| Work to be completed |
Your reply should consist solely of the number of lines in the data that contain "искать".

The records Start Marker

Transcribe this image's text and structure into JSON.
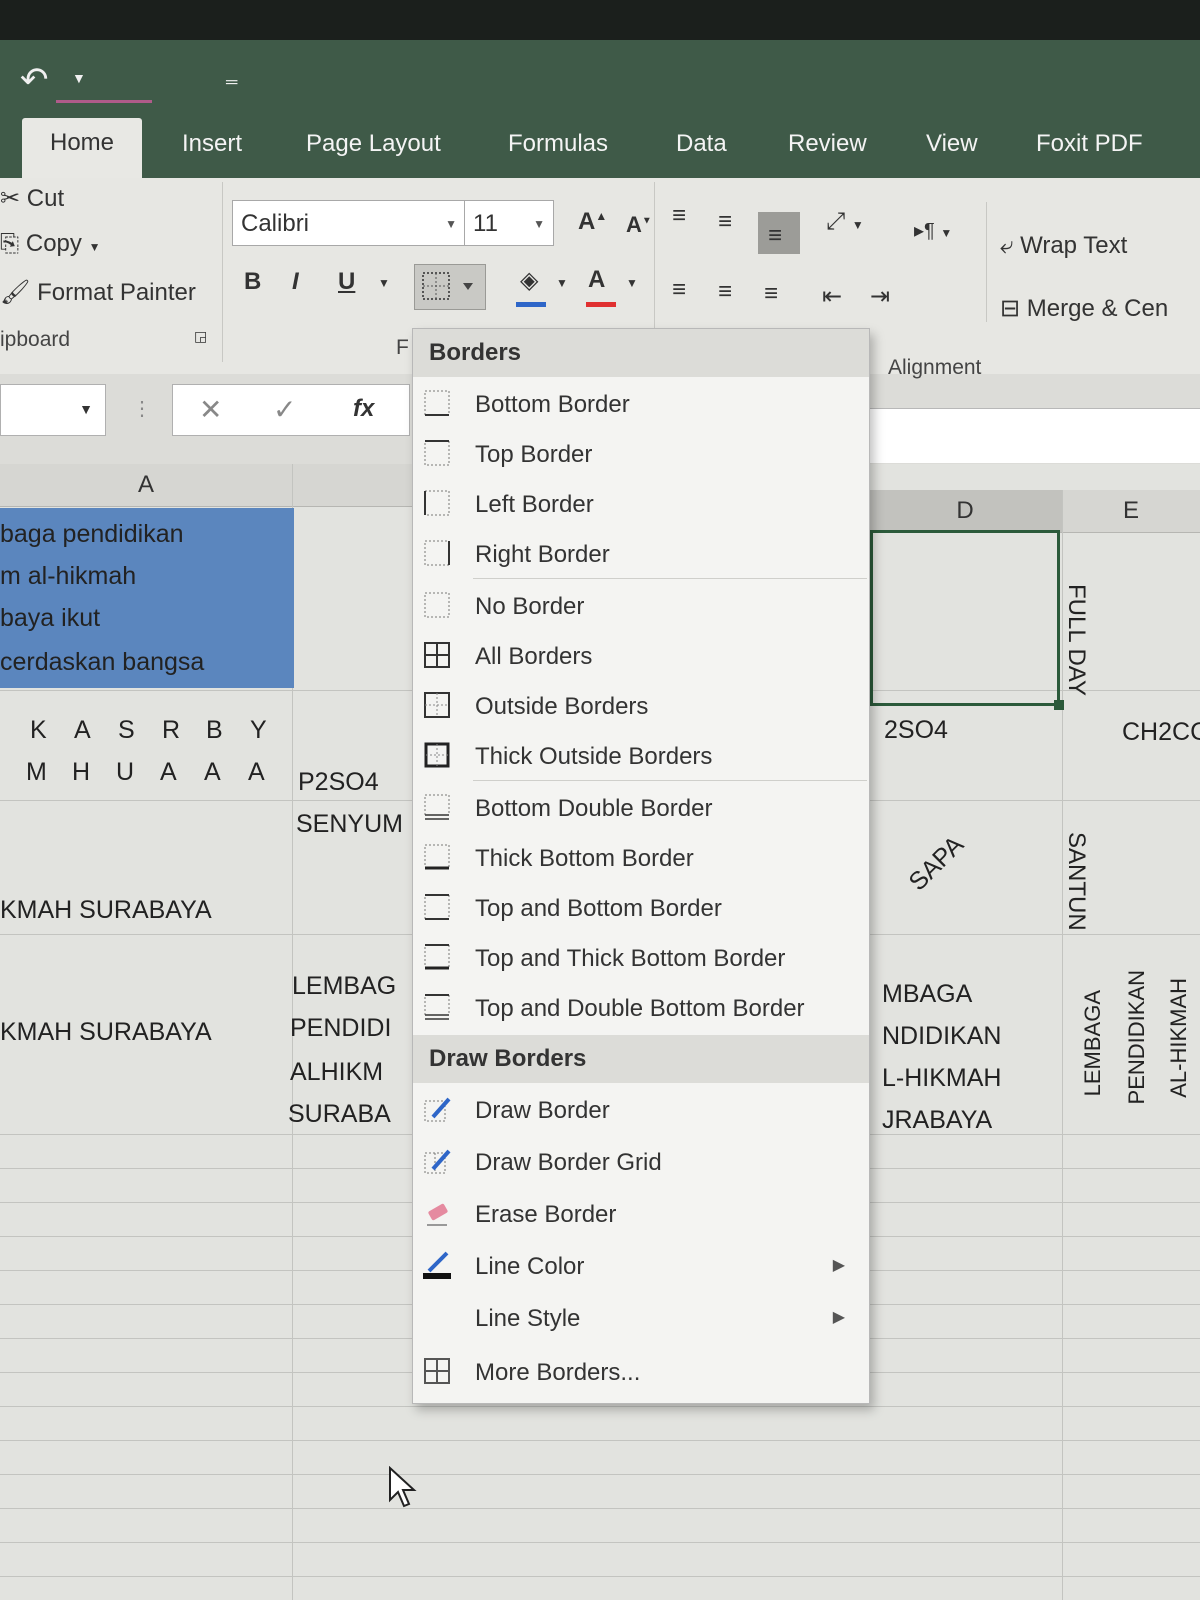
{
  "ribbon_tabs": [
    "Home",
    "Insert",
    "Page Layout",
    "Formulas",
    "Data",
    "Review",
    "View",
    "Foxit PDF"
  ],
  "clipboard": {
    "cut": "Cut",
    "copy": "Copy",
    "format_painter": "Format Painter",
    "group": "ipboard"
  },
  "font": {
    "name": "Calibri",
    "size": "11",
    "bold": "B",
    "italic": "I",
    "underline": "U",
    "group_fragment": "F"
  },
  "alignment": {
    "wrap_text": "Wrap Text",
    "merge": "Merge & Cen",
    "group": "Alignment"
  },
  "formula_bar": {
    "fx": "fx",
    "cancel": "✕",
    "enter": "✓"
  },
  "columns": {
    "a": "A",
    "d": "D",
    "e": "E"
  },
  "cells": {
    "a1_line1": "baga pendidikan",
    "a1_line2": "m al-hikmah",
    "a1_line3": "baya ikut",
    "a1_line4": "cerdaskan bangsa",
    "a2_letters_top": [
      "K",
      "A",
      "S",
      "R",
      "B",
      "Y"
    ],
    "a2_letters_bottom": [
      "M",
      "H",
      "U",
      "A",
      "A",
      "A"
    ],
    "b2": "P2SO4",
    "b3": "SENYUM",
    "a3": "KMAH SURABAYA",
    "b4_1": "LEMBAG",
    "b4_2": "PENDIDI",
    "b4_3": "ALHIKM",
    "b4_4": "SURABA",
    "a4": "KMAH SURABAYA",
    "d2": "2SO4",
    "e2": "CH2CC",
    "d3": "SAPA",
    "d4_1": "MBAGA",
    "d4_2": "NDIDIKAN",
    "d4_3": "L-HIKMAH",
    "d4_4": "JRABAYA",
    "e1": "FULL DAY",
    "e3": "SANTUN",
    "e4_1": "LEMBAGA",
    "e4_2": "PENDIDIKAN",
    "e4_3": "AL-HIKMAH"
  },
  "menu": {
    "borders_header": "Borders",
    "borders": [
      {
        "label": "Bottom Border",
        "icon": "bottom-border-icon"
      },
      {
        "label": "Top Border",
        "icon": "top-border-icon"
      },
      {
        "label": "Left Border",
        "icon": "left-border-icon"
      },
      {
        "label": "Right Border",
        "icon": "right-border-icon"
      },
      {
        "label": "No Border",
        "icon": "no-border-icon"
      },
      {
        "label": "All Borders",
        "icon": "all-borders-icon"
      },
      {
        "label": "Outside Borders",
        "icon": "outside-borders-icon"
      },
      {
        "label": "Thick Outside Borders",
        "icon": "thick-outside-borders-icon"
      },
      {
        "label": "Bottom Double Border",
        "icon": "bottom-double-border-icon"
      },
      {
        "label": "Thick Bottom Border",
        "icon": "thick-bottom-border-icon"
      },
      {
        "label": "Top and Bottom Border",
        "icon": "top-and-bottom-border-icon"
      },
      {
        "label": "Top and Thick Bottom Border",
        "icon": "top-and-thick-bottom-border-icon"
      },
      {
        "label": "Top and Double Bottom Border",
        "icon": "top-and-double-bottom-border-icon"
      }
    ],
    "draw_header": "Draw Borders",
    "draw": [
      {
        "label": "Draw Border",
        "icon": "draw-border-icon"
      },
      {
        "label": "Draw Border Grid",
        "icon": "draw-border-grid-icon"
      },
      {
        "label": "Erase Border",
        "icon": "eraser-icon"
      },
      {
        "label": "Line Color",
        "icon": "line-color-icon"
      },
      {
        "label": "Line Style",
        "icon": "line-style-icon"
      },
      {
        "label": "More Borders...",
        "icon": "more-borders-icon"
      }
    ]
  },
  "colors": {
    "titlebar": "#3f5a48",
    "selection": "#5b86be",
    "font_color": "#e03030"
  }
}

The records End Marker
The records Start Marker

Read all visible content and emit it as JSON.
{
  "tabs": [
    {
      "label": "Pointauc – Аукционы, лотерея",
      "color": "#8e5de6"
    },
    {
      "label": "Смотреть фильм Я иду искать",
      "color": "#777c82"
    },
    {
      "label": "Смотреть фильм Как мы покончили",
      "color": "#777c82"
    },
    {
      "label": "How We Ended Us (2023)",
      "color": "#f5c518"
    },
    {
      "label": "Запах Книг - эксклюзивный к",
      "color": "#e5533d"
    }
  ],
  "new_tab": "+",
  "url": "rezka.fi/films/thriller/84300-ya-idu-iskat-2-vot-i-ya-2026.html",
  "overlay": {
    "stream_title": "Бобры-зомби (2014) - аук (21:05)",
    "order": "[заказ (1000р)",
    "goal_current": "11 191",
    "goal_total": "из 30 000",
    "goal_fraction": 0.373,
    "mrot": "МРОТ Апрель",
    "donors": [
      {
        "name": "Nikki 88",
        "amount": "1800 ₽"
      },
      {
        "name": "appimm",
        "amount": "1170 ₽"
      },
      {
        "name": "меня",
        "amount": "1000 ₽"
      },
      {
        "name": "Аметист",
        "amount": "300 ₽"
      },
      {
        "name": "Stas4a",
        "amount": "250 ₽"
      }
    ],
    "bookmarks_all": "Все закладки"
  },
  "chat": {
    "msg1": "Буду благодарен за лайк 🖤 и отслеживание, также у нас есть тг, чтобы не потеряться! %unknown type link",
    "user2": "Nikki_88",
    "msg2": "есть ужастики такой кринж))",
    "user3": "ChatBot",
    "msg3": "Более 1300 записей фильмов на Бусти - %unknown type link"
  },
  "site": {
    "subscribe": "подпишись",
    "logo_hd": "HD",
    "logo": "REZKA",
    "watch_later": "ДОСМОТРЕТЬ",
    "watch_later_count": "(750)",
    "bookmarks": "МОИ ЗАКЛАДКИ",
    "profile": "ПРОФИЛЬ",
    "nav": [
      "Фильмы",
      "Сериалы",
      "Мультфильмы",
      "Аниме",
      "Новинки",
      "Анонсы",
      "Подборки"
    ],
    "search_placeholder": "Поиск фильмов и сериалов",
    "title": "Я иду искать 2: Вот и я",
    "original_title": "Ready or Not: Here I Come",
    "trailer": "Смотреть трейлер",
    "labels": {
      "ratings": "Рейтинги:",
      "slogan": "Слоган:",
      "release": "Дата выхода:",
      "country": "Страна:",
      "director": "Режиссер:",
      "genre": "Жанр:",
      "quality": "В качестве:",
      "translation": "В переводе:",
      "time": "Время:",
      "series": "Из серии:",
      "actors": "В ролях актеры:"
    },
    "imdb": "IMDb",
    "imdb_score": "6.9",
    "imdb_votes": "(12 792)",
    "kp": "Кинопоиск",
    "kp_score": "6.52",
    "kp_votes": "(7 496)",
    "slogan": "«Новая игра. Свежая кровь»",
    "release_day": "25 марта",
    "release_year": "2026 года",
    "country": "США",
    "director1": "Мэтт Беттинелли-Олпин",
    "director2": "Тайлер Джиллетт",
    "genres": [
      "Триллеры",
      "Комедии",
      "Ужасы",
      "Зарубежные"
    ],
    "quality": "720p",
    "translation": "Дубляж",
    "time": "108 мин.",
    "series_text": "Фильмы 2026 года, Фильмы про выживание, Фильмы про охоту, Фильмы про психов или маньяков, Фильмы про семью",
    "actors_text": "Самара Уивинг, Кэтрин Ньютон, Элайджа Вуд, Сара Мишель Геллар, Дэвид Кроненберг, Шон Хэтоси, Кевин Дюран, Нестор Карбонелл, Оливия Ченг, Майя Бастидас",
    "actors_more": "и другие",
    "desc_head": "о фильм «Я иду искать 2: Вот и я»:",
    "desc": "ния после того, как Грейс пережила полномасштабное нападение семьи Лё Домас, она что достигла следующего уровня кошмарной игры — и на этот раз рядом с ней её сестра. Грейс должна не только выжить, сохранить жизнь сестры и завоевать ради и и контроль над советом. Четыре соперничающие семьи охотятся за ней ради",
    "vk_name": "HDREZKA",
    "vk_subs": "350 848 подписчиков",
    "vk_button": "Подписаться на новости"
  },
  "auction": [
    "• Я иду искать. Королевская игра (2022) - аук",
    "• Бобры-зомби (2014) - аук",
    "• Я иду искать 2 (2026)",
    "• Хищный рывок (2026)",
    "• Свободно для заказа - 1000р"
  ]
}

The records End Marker

| The answer |
5